My biggest fear about IVF is it not working because of my eggs.  Maybe enough eggs don’t mature during the process.  Or maybe the quality of my eggs is low and makes insemination or implantation hard or impossible.  Or maybe this.  Or maybe that.  There’s something about NOT doing IVF that would allow me to have an ignorant hope that my eggs are fine.  Maybe I don’t have as many follicles as I should, but what follicles I do have produce good eggs.

But Ian wants to do it.  And I’m glad.  Because I don’t know that I could fully invest in other ways to build our family without first exhausting the options we have to see what kind of cute kid our genes could create.

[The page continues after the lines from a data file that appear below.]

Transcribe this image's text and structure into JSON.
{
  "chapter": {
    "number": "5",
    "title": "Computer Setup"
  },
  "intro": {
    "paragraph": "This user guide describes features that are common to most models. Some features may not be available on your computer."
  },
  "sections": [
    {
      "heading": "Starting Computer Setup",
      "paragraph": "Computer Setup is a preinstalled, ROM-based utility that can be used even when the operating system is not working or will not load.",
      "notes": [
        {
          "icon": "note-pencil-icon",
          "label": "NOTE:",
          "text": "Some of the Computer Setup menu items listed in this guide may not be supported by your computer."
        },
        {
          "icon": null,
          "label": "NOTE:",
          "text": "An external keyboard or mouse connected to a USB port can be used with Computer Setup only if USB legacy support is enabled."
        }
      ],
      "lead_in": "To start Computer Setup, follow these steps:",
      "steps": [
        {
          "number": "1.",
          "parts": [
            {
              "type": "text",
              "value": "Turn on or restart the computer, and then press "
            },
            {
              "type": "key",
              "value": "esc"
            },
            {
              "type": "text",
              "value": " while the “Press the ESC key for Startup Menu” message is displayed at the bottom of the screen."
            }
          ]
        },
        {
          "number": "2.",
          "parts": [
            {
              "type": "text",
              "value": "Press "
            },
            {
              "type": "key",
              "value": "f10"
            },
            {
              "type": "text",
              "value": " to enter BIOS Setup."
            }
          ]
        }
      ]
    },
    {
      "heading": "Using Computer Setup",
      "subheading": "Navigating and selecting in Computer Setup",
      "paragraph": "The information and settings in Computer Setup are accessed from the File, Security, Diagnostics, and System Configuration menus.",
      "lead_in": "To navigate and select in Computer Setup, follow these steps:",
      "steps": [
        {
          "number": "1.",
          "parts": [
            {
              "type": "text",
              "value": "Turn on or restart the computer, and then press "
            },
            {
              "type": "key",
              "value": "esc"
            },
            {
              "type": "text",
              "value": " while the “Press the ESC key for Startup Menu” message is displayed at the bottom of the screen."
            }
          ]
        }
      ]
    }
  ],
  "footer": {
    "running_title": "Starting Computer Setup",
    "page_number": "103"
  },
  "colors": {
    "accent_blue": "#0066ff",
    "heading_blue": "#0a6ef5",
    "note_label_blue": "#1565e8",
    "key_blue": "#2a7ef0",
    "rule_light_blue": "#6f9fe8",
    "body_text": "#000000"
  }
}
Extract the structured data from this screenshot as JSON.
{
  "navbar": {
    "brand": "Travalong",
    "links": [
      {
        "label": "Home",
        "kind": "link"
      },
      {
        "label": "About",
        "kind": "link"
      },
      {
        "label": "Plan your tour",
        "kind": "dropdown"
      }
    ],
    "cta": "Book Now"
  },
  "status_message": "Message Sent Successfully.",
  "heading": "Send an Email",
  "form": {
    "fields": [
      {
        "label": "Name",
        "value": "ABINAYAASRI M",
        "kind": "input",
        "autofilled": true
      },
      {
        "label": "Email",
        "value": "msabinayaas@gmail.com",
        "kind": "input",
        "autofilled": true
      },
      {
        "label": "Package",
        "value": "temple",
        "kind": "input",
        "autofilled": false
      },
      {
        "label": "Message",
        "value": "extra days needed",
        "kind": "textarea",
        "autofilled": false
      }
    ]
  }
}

Regrouping is hard

Ian and I are sitting in Portland Brew.  And it felt like a good time to fill you in…

I didn’t write about it because I was exhausted about talking about our infertility, but our third IUI failed.

I didn’t feel good about it from the get go.  I had one mature follicle, but it seemed too mature (based on my extensive internet research).  We proceeded, nonetheless.  I had no hope, and alas, no baby was conceived.  Maybe my hopelessness contributed to that (like I should be willing a baby into existence), but I’m convinced there are many biological components that just aren’t working like they should.

We took December off to allow for a stress-free holiday with my family (and because our doctor’s office made a scheduling error and had to cancel our second consultation with our doctor).  But we were going to start 2017 with a new plan.

About a week and a half ago, we met with our doctor for the second time.  She was perplexed by our situation.  My normal AMH result didn’t really match up with the number of follicles she saw on one of my ultrasounds.  I only had about 8-10 follicles total, which is apparently low (and can signify a low ovarian reserve – we’ll come back to that in a bit).  We decided to do our fourth IUI this cycle.  But we’re doing things a little different.  We’re doing the Clomid Challenge this cycle, and due to some concerns I had about my luteal phase, she also prescribed a progesterone supplement.  She also mentioned IVF as our next step.

This is where the panic started to set in.  I went home and immediately started searching “follicle count”, and came across a number of articles that talk about the relation between low antral follicle counts and IVF success rates (spoiler alert: it’s not good).  And this is where three hard thoughts enter my mind:

1.  We’re nearing the end of our rope – IVF is expensive and we’ll likely only attempt it once (+ any frozen embryo transfers if available).
2.  This is my fault.  It’s my biology that’s not working.  It’s not Ian’s sperm.  It’s not some weird fluke.  It’s my dumb ovaries.
3.  What if Ian and I will never get to see what our biological children will look like?